adult diagnosis of autism


It’s been five months since I received a diagnosis of autism spectrum condition (aspergers) at the age of 36. Five life changing months. Having this knowledge has led to me feeling more happy and settled than ever before. My confidence levels have risen, my anxiety has reduced. My entire attitude towards myself and the world around me has changed, everything is a little bit less overwhelming.

I was a difficult child who grew into an difficult adult and I didn’t know who I was. Emotions terrified me, such a challenge to recognise them or label them.  Sad, angry, anxious, happy all emotions meant feeling funny in my head and my tummy without understanding why. I was constantly terrified, life was one big potential disaster waiting to happen.

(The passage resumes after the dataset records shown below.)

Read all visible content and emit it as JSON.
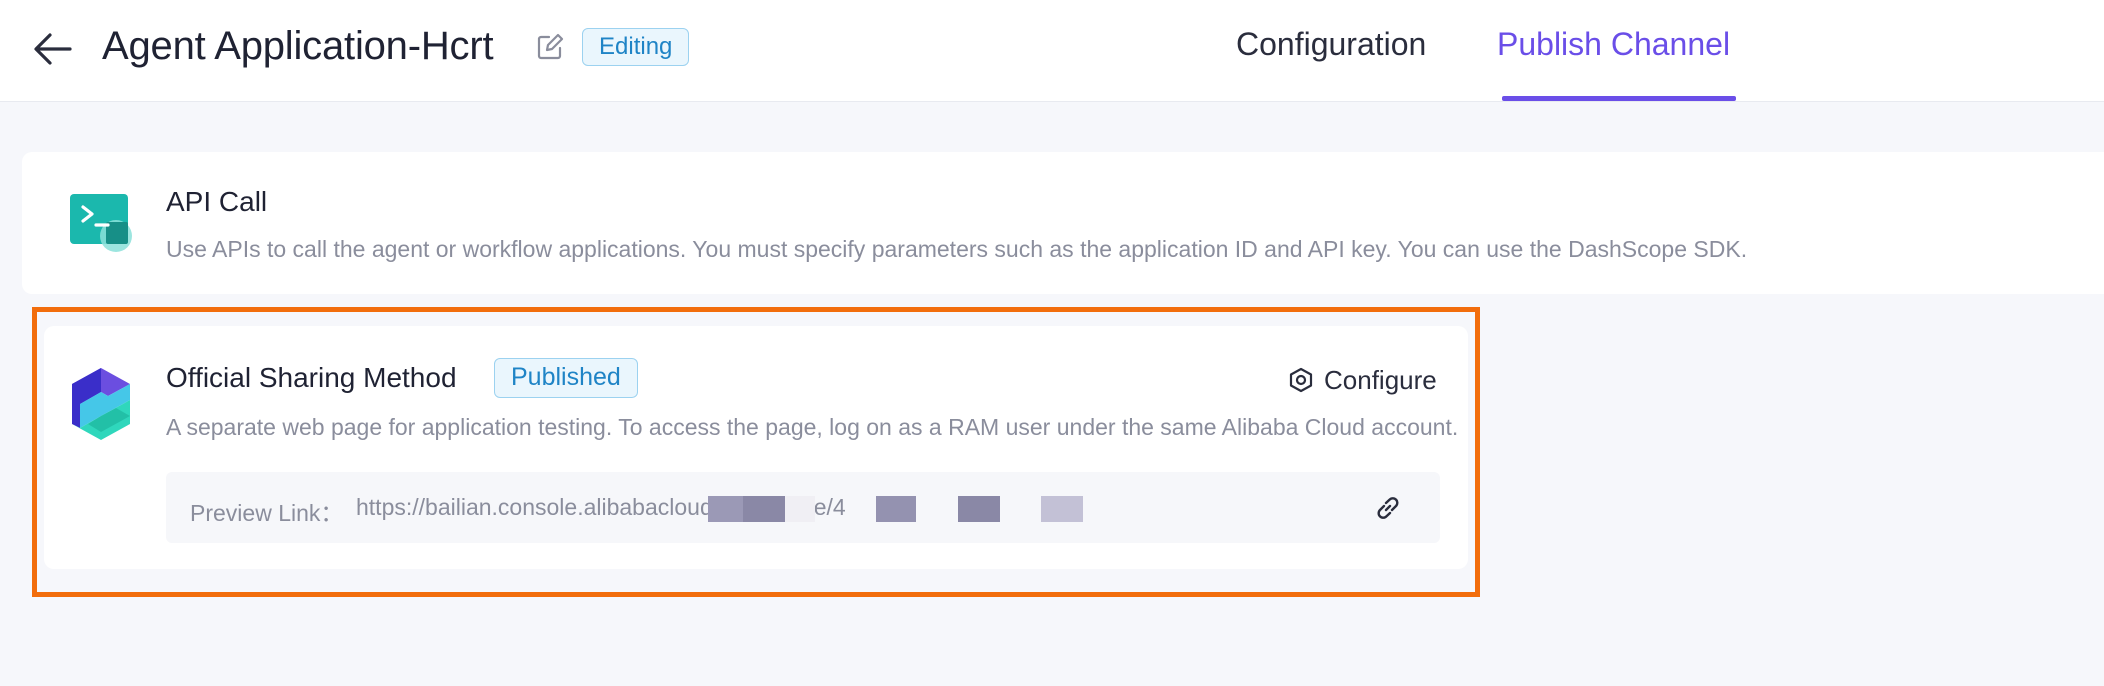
{
  "header": {
    "title": "Agent Application-Hcrt",
    "status_badge": "Editing",
    "tabs": [
      {
        "label": "Configuration",
        "active": false
      },
      {
        "label": "Publish Channel",
        "active": true
      }
    ]
  },
  "channels": {
    "api_call": {
      "title": "API Call",
      "description": "Use APIs to call the agent or workflow applications. You must specify parameters such as the application ID and API key. You can use the DashScope SDK.",
      "icon": "terminal-icon"
    },
    "official_sharing": {
      "title": "Official Sharing Method",
      "status_badge": "Published",
      "configure_label": "Configure",
      "description": "A separate web page for application testing. To access the page, log on as a RAM user under the same Alibaba Cloud account.",
      "preview_label": "Preview Link：",
      "preview_url": "https://bailian.console.alibabacloud.com/share/4",
      "icon": "bailian-logo-icon"
    }
  },
  "colors": {
    "accent": "#6a4ee8",
    "badge_text": "#1f84c6",
    "highlight": "#f26d0c",
    "api_icon": "#1bb8ad"
  }
}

I tried very, very hard to be like everyone else.  Trying on lots of identities to find one that would fit me and help me to fit in but nothing ever did.  I couldn’t maintain the act and would need to let the real me out. Social conventions were and are a mystery. The games people play in their everyday interactions confuse me.

Being diagnosed with autism has explained everything. It sounds melodramatic but this diagnosis has made me feel whole. There are others like me. We are not faulty or flawed, we are different. Not different good or different bad,  just different. I have no idea why autism is, just as I have no idea why people are born with different coloured eyes. Perhaps there’s a reason for our existence, something in us that society needs. I am proud to be different, finally.

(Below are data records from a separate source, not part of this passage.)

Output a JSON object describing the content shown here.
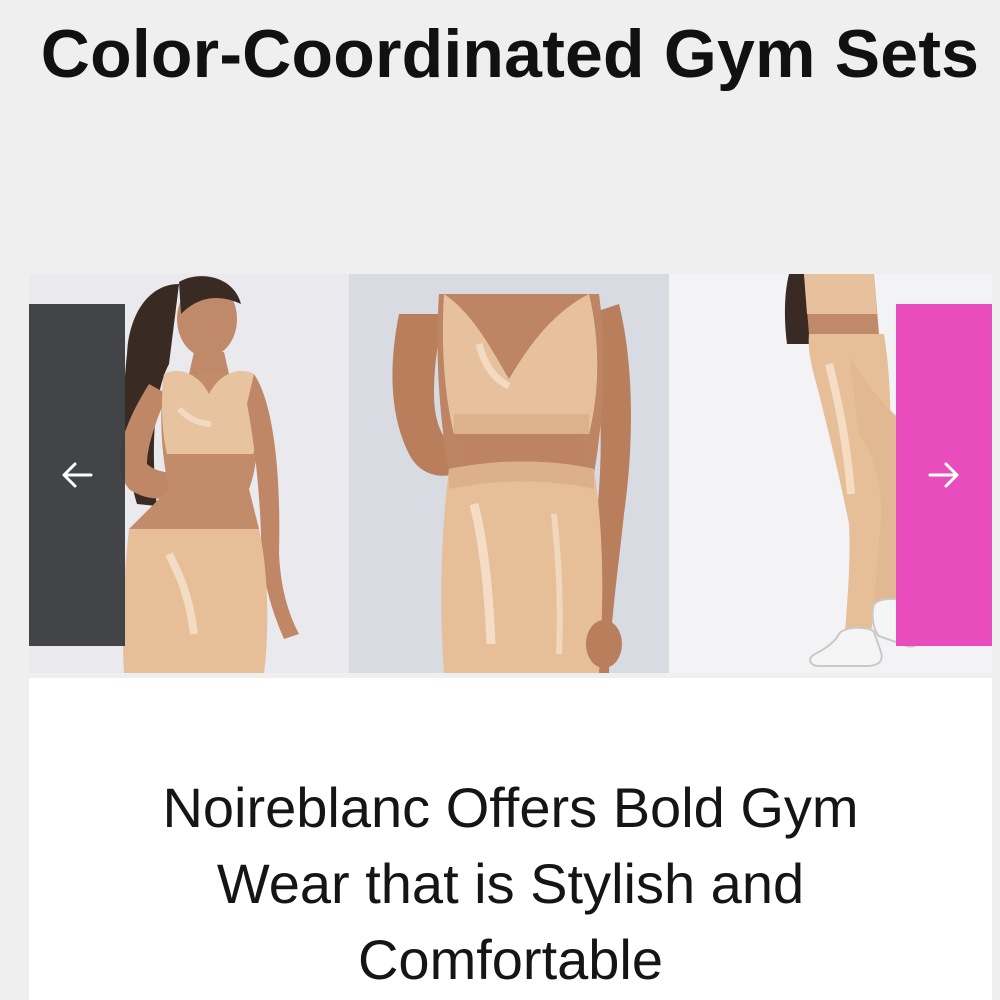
{
  "page": {
    "title": "Color-Coordinated Gym Sets"
  },
  "carousel": {
    "prev_icon": "arrow-left-icon",
    "next_icon": "arrow-right-icon",
    "colors": {
      "prev_button": "#3a3c3f",
      "next_button": "#e94dbd",
      "garment": "#e8c3a0"
    }
  },
  "card": {
    "heading": "Noireblanc Offers Bold Gym Wear that is Stylish and Comfortable"
  }
}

It’s easier to recognise, and tend to my needs now. I am like a pot of pasta, I need maintenance to keep me bubbling away nicely rather than boiling over. If I accommodate my needs I feel right. So I fiddle now, I wear my hood up when it’s not raining to avoid sensory overload. I have learned what calms me down, and what makes me anxious and I am tending to those areas. I feel better.

With my confidence increasing I have more reserve to cope with the challenges. People who will never get me, and that’s ok. Situations which will require more planning in order to run smoothly for me. Considering the level of relationship before approaching a meeting or social gathering in order to plan how to behave. All this because none of this is instinctive to me.

It is obvious to everyone close to me how helpful this diagnosis has been.I am happy and I am proud to be autistic. I am full of fire for change, for being a part of the change in the way in autism is perceived. For changes that can be made to make our experience easier. Knowing that I am autistic has changed everything.